Paints - paints consist of a pigment (which is typically a powder) that provides the color, a binder (which is typically resinous or plastic) that is essentially a glue that holds the pigment and adheres to the surface, and a solvent which keeps the binder liquid until it is applied, and then evaporates producing an insoluble paint layer.

Pigments are either an inorganic material that is mined (typically some kind of ground up rock, or a metallic compound), or an organic material (derived from a plant, or more typically from coal tar or petrochemical based).  Older paints were often made with lead and other heavy metals, and so can be quite toxic.  These pigments are benign as long as they stay encased in the oil binder, but when the flake or are scraped or sanded they can easily release heavy metal dust into the air, with potentially serious health consequence.

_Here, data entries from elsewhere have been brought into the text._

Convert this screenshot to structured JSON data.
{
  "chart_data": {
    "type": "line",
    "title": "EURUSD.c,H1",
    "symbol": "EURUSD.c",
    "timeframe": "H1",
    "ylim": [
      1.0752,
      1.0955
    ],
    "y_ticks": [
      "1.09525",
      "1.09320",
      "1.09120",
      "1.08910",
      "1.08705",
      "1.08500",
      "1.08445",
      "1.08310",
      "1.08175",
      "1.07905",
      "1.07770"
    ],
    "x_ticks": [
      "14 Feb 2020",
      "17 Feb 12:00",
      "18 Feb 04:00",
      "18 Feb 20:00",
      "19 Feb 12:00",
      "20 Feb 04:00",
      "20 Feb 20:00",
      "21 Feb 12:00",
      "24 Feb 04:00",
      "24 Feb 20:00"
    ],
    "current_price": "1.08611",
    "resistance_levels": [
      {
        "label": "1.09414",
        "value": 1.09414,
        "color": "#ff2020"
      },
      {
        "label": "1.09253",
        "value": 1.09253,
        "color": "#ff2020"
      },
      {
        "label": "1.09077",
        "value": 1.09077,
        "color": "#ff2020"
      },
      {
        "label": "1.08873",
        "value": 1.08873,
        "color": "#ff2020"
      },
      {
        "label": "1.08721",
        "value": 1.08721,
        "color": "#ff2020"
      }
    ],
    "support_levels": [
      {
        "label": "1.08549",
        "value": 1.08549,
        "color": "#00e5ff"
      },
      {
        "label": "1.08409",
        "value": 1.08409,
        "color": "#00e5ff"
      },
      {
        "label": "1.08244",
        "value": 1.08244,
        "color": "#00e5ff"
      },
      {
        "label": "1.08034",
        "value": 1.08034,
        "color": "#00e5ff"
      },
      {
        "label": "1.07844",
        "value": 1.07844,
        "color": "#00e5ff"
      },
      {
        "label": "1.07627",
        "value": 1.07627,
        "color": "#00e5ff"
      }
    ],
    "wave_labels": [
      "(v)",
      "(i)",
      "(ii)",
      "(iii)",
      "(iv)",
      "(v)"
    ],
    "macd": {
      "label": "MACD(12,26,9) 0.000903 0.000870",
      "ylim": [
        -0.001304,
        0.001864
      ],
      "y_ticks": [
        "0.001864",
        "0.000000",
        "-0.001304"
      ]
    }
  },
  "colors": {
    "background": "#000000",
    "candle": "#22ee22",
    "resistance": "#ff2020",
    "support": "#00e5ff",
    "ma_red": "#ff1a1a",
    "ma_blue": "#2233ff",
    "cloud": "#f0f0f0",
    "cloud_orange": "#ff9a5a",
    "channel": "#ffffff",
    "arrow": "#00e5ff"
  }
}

Until the discovery of latex paint, the only choice was oil paint2, which uses linseed oil (from the flax plant) as the binder and solvent.  These original oil paints dried very slowly, taking two or more days to dry to the touch. Modern oil paint contains alkyd resin as an additive, and produces a relatively fast drying  paint (dry to the touch in just a couple of hours). Unfortunately along with the alkyds came additional VOCs, some of which are quite toxic.  It should be noted that simple oil paint is not free of VOCs, as the linseed oil emits VOCs as part of the oxidation reaction that causes it to harden.

In latex paint the binder is a polymer and the solvent is mostly water, so as it dries most of what evaporates is water.  Unfortunately additional solvents are often needed to get the paint to stick better and to work with some kinds of pigments.  (more info?).

Paints also typically contain fungicides and biocides to keep the paint from degrading an often other chemicals to enhance it's performance.  Unless the manufacturer specifically says their paint does not contain these things, one should assume that it does.

Clear finishes - this category includes varnishes, waxes, shellac, lacquer, drying oils and plastics such as polyurethane, and typically consist of a resinous material dissolved in a solvent.  Most traditional clear finishes are derived from plants (e.g. varnish is from tree sap), and contain a fairly high level of VOCs.  Newer polyurethanes use water as a solvent, and so have lower amount of VOCs.  Unfortunately clear finishes are not interchangeable, as they have different hardness's and  water resistance.  In addition, some sit on the surface of the wood, and some are absorbed into the wood.

Caulks - latex, silicone, many others.

Glues - urea formaldehyde, phenol formaldehyde, MDI, woodworkers (aliphatic resin?)


1: toxicity, potential carcinogen, and other deleterious properties are often hotly contested.  The green building community tends toward a "guilty until proven innocent", or rather "guilty if there is any suspicion" policy much to the chagrin of manufacturers. Those who take the opposite approach will find the info here overly cautious.

2: there are other types of paint, for example lime plaster, milk and egg based paints, and their use is now having a renaissance, but they have not been in common use (in the US, and as far as I know) for many years.